I had flown to Charleston to offer some words to wives of soldiers. I had flown to Charleston to speak to a group of women about being a military wife, rising above, staying steady, finding strength, choosing joy.
But as the weekend progressed, as I was immersed in military world once again, the same thought kept re-surfacing in my mind: Gosh. This is going to be so hard.
And it’s funny, because when I tell people that we are getting back into the military for Lane to become an Army Chaplain, I always get one of two responses. Either: “Wow. How do you feel about that?” OR, “Isn’t that going to be so hard?”
And so sitting on that fancy bed with the crisp white sheets, dropping pizza crumbs all over because life doesn’t operate by normal rules when you stay in a hotel, I had to offer myself the very same words with which I answer that question.
See, in asking “Isn’t that going to be so hard?” you’re really asking Can’t you avoid the hard? In asking that question, you’re really asking Why would you choose something that’s hard?
But I think that is missing the point.
Because what I have learned is that there is more to life than the absence of hard.

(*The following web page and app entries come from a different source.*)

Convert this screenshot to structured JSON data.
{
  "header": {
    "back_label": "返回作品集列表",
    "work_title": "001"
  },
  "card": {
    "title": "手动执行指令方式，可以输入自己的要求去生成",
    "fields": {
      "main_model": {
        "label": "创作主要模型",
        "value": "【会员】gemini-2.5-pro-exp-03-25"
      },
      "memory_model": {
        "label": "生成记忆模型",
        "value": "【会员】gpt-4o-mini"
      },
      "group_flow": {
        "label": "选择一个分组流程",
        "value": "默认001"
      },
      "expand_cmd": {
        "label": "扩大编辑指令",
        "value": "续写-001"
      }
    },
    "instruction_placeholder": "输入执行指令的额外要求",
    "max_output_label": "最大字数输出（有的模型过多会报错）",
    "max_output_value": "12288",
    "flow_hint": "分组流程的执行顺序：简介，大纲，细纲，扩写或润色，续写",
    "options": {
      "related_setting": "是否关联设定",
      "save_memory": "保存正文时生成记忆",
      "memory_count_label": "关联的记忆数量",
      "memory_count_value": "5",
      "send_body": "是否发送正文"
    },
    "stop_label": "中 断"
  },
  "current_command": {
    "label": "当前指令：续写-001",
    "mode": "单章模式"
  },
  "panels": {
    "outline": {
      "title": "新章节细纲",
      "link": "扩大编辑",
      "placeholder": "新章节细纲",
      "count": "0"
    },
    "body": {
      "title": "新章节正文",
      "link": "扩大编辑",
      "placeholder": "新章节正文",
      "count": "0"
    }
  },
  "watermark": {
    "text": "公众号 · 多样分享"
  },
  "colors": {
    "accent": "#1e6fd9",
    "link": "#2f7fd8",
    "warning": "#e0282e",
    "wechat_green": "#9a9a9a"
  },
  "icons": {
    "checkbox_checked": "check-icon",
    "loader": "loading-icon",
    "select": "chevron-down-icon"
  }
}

We can do everything we can to sanitize our life, keep it predictable, control the outcome, manage our situation and emotions and experience. We do everything we can to stay as far away from hard as we possibly can.
All the while forgetting that it is in the hard that we find strength. It is in the dark that we develop ruthless trust. It is in the uncomfortable that we grow.

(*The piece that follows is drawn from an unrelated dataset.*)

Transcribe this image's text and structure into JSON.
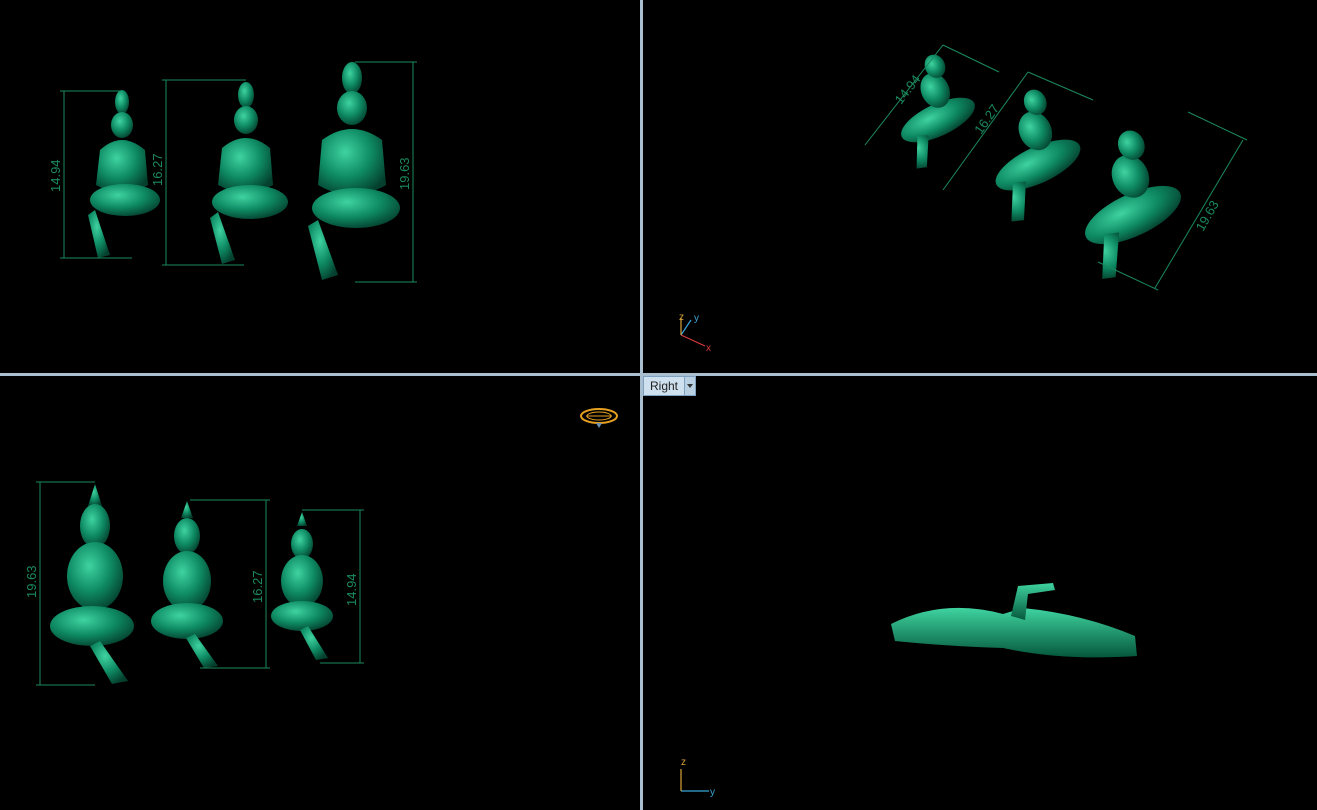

If I pray for patience, I don’t think that God is going to suddenly fill me with patience. What he does is he puts me in situations that force me to be patient.
If I pray for peace, he is going to place me in situations which I have no control over and have to rely on him for guidance and trust that he is good no matter what.

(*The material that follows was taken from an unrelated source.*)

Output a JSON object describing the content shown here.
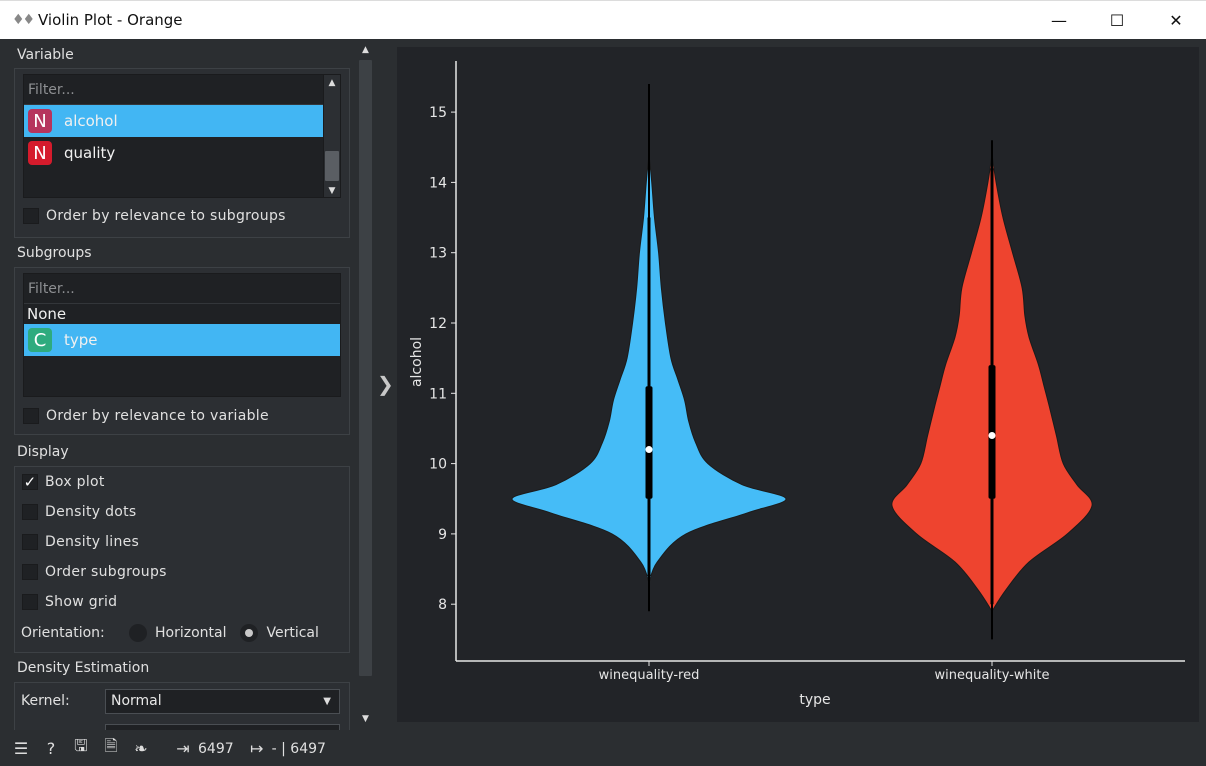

If I pray for strength, instead of injecting me with supernatural strength, he is going to place me in situations that are harder than I could ever walk through alone and in which I have no other option than relying on him who gives me strength.
I think that instead of asking Isn’t that going to be hard? We should instead be asking Is this the circumstance that will develop the character of God within me?
We should instead be asking Is this the best path for my life?
And if the answer is yes, we go. Even if it’s hard.
I’m not saying it’s easy.
I’m not saying that I even necessarily enjoy it.
But I am saying that it’s worth it.
It’s worth it to step into unknown and uncomfortable territory. It’s worth it to embrace life’s hard. By stepping into situations that are bigger than us we experience a renewal, a strength, growth and life and connection that we wouldn’t have experienced had we stayed within our own predictable borders.
Whether it’s going into the military or adopting a child, whether it’s a hard medical diagnosis or another move, whether it’s a new job or a new baby or an old addiction.
We need to trust that God will show up in the hard.
And as we develop our own trust, our own strength, our own patience, peace, purpose, and joy we can then offer it to others as they go through life’s hard.
So take hope, friend, that as you might be walking into something hard, it never is the final step. As you step into hard, you also step into purpose, trust, community, authentic joy.
So have hope that hard is never the end.
It’s just the beginning.